**WHAT TO WORK ON:**
Repeat every entry word for word, skipping the pictures.

--- --- ---

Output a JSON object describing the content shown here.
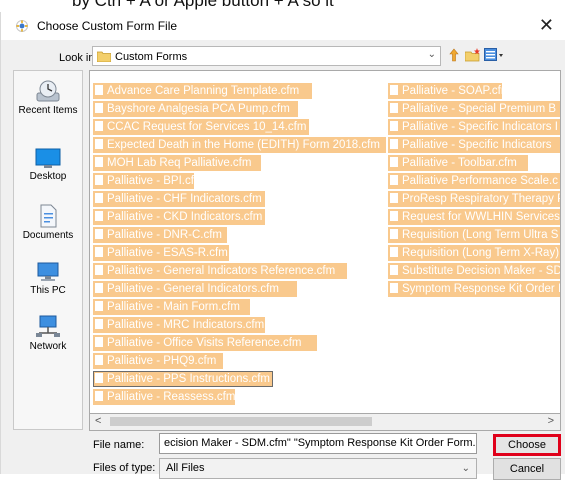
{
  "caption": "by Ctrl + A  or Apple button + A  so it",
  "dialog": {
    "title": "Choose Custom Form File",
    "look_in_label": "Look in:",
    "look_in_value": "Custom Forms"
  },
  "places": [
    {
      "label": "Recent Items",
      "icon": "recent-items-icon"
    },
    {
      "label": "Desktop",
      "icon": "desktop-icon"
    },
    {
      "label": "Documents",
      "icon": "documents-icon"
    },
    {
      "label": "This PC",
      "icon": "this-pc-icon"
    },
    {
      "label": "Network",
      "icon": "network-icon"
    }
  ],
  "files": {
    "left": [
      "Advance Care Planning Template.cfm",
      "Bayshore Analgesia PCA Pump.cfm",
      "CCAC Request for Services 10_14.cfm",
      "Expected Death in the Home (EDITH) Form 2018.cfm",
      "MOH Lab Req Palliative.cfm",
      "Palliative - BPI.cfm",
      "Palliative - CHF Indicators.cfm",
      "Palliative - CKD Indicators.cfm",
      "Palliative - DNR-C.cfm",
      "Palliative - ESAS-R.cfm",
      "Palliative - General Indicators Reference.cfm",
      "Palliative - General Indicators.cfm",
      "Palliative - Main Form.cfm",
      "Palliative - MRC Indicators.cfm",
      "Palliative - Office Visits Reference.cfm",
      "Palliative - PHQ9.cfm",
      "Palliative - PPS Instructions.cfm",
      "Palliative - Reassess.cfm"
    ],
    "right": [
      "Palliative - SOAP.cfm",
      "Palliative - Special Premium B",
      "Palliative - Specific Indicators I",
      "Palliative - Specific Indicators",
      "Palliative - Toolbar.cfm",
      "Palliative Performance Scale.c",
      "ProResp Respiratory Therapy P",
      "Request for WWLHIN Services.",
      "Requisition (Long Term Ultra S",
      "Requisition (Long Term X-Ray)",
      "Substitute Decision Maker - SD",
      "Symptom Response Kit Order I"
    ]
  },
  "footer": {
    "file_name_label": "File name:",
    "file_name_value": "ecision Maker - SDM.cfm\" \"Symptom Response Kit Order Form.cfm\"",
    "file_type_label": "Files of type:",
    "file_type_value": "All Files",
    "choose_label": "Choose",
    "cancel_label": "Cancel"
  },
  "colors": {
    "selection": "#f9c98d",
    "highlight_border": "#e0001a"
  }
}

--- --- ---

**RESPONSE TO THIS TASK:**
Output a JSON object describing the content shown here.
{
  "caption": "by Ctrl + A  or Apple button + A  so it",
  "dialog": {
    "title": "Choose Custom Form File",
    "look_in_label": "Look in:",
    "look_in_value": "Custom Forms"
  },
  "places": [
    {
      "label": "Recent Items",
      "icon": "recent-items-icon"
    },
    {
      "label": "Desktop",
      "icon": "desktop-icon"
    },
    {
      "label": "Documents",
      "icon": "documents-icon"
    },
    {
      "label": "This PC",
      "icon": "this-pc-icon"
    },
    {
      "label": "Network",
      "icon": "network-icon"
    }
  ],
  "files": {
    "left": [
      "Advance Care Planning Template.cfm",
      "Bayshore Analgesia PCA Pump.cfm",
      "CCAC Request for Services 10_14.cfm",
      "Expected Death in the Home (EDITH) Form 2018.cfm",
      "MOH Lab Req Palliative.cfm",
      "Palliative - BPI.cfm",
      "Palliative - CHF Indicators.cfm",
      "Palliative - CKD Indicators.cfm",
      "Palliative - DNR-C.cfm",
      "Palliative - ESAS-R.cfm",
      "Palliative - General Indicators Reference.cfm",
      "Palliative - General Indicators.cfm",
      "Palliative - Main Form.cfm",
      "Palliative - MRC Indicators.cfm",
      "Palliative - Office Visits Reference.cfm",
      "Palliative - PHQ9.cfm",
      "Palliative - PPS Instructions.cfm",
      "Palliative - Reassess.cfm"
    ],
    "right": [
      "Palliative - SOAP.cfm",
      "Palliative - Special Premium B",
      "Palliative - Specific Indicators I",
      "Palliative - Specific Indicators",
      "Palliative - Toolbar.cfm",
      "Palliative Performance Scale.c",
      "ProResp Respiratory Therapy P",
      "Request for WWLHIN Services.",
      "Requisition (Long Term Ultra S",
      "Requisition (Long Term X-Ray)",
      "Substitute Decision Maker - SD",
      "Symptom Response Kit Order I"
    ]
  },
  "footer": {
    "file_name_label": "File name:",
    "file_name_value": "ecision Maker - SDM.cfm\" \"Symptom Response Kit Order Form.cfm\"",
    "file_type_label": "Files of type:",
    "file_type_value": "All Files",
    "choose_label": "Choose",
    "cancel_label": "Cancel"
  },
  "colors": {
    "selection": "#f9c98d",
    "highlight_border": "#e0001a"
  }
}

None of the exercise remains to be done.